While many of us enjoy the smell of garlic-rich dishes, most insects, aphids included, strongly dislike the smell. Tips Bulletin recommends using the vegetable to keep aphids away from both your house and outdoor plants. Begin by mincing or crushing multiple garlic cloves as finely as possible, which will allow more oil and odor to be released. Add the crushed garlic to a spray bottle with a pint of warm water, 4 teaspoons of vegetable oil, 1 teaspoon of mild and gentle dish soap, and shake vigorously.

Spray your affected plants and any nearby ones thoroughly with the mixture. Again, pay special attention to in between and under the leaves, the stem, and the base — anywhere the aphids will likely hide or be unnoticeable. It won't hurt the plants, but the garlic will deter the aphids, and the oil and dish soap will trap and drown those that stay.

8. Pest repellent plants

Garlic isn't the only scent that repels aphids. There are plenty of plants that are well known for their pest repellent reputation, as they give off a scent that most insects and garden pests find upsetting. As a bonus, the smells are often not just palatable for humans, but also enjoyable.
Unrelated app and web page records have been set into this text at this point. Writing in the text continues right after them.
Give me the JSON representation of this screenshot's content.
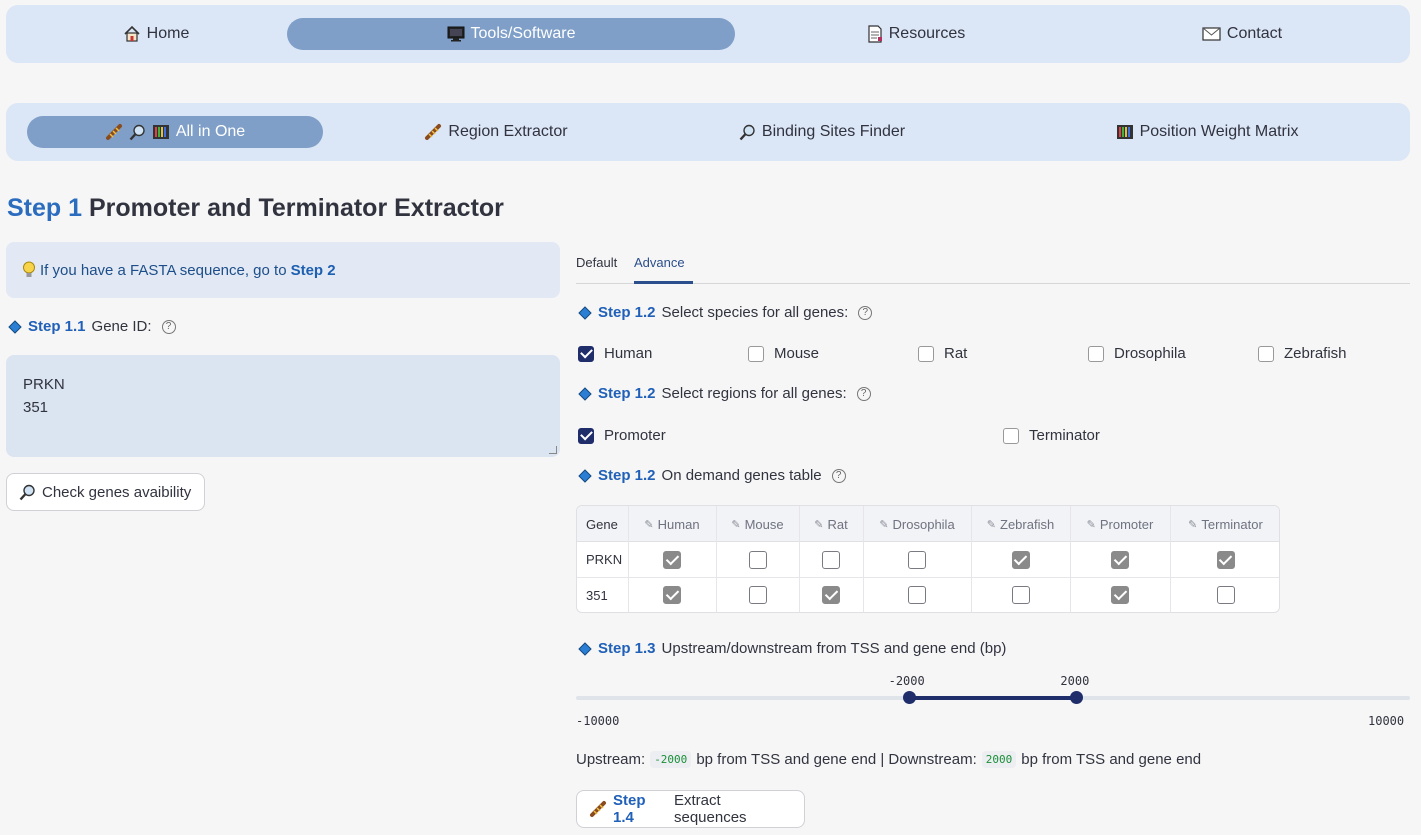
{
  "top_nav": [
    {
      "icon": "house-icon",
      "label": "Home"
    },
    {
      "icon": "monitor-icon",
      "label": "Tools/Software",
      "active": true
    },
    {
      "icon": "document-icon",
      "label": "Resources"
    },
    {
      "icon": "mail-icon",
      "label": "Contact"
    }
  ],
  "sub_nav": [
    {
      "label": "All in One",
      "active": true
    },
    {
      "label": "Region Extractor"
    },
    {
      "label": "Binding Sites Finder"
    },
    {
      "label": "Position Weight Matrix"
    }
  ],
  "title": {
    "step": "Step 1",
    "text": "Promoter and Terminator Extractor"
  },
  "info": {
    "text": "If you have a FASTA sequence, go to",
    "link": "Step 2"
  },
  "gene_id": {
    "step": "Step 1.1",
    "label": "Gene ID:",
    "lines": [
      "PRKN",
      "351"
    ]
  },
  "check_button": "Check genes avaibility",
  "tabs": [
    "Default",
    "Advance"
  ],
  "species": {
    "step": "Step 1.2",
    "label": "Select species for all genes:",
    "options": [
      {
        "label": "Human",
        "checked": true
      },
      {
        "label": "Mouse",
        "checked": false
      },
      {
        "label": "Rat",
        "checked": false
      },
      {
        "label": "Drosophila",
        "checked": false
      },
      {
        "label": "Zebrafish",
        "checked": false
      }
    ]
  },
  "regions": {
    "step": "Step 1.2",
    "label": "Select regions for all genes:",
    "options": [
      {
        "label": "Promoter",
        "checked": true
      },
      {
        "label": "Terminator",
        "checked": false
      }
    ]
  },
  "table_section": {
    "step": "Step 1.2",
    "label": "On demand genes table"
  },
  "table": {
    "columns": [
      "Gene",
      "Human",
      "Mouse",
      "Rat",
      "Drosophila",
      "Zebrafish",
      "Promoter",
      "Terminator"
    ],
    "rows": [
      {
        "gene": "PRKN",
        "values": [
          true,
          false,
          false,
          false,
          true,
          true,
          true
        ]
      },
      {
        "gene": "351",
        "values": [
          true,
          false,
          true,
          false,
          false,
          true,
          false
        ]
      }
    ]
  },
  "range": {
    "step": "Step 1.3",
    "label": "Upstream/downstream from TSS and gene end (bp)",
    "min": -10000,
    "max": 10000,
    "low": -2000,
    "high": 2000,
    "min_label": "-10000",
    "max_label": "10000",
    "low_label": "-2000",
    "high_label": "2000"
  },
  "summary": {
    "up_label": "Upstream:",
    "up_value": "-2000",
    "up_suffix": "bp from TSS and gene end | Downstream:",
    "down_value": "2000",
    "down_suffix": "bp from TSS and gene end"
  },
  "extract": {
    "step": "Step 1.4",
    "label": "Extract sequences"
  }
}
Some popular flowers to grow for repelling aphids include marigold and catnip, according to Garden Betty. Plant them interspersed with your crops, or as a border to prevent aphids from coming in at all. You can also grow potted versions of these flowers next to your indoor plants.

In addition, there are also some great companion herbs, which will keep aphids away while yielding delicious, fresh seasonings for cooking. Some of these herbs include peppermint, dill, chives, cilantro, and fennel. Again, plant them between affected plants, as a border, or in pots for inside the home.

9. Essential oil

If growing herbs isn't in your skill set, don't worry. There's still a way to deter aphids using herbaceous scents without having to keep yet another plant alive. According to Tips Bulletin, you can use essential oils as an effective repellant. In particular, you should opt for clove, rosemary, thyme, or peppermint. The oil will smother and kill the aphids already on your plant, along with any eggs the insect has laid. In addition, it will deter any surviving aphids and other pests from feeding on your plant in the future.

Straight essential oil will possibly dry out your plant, so you'll need to dilute it. Do so by combining 1 teaspoon of the essential oil of your choosing, 1 teaspoon of a mild and gentle dish soap, and 8 ounces of distilled or filtered water in a spray bottle. Spray the mixture on the leaves, stems, and the top of your plant's soil.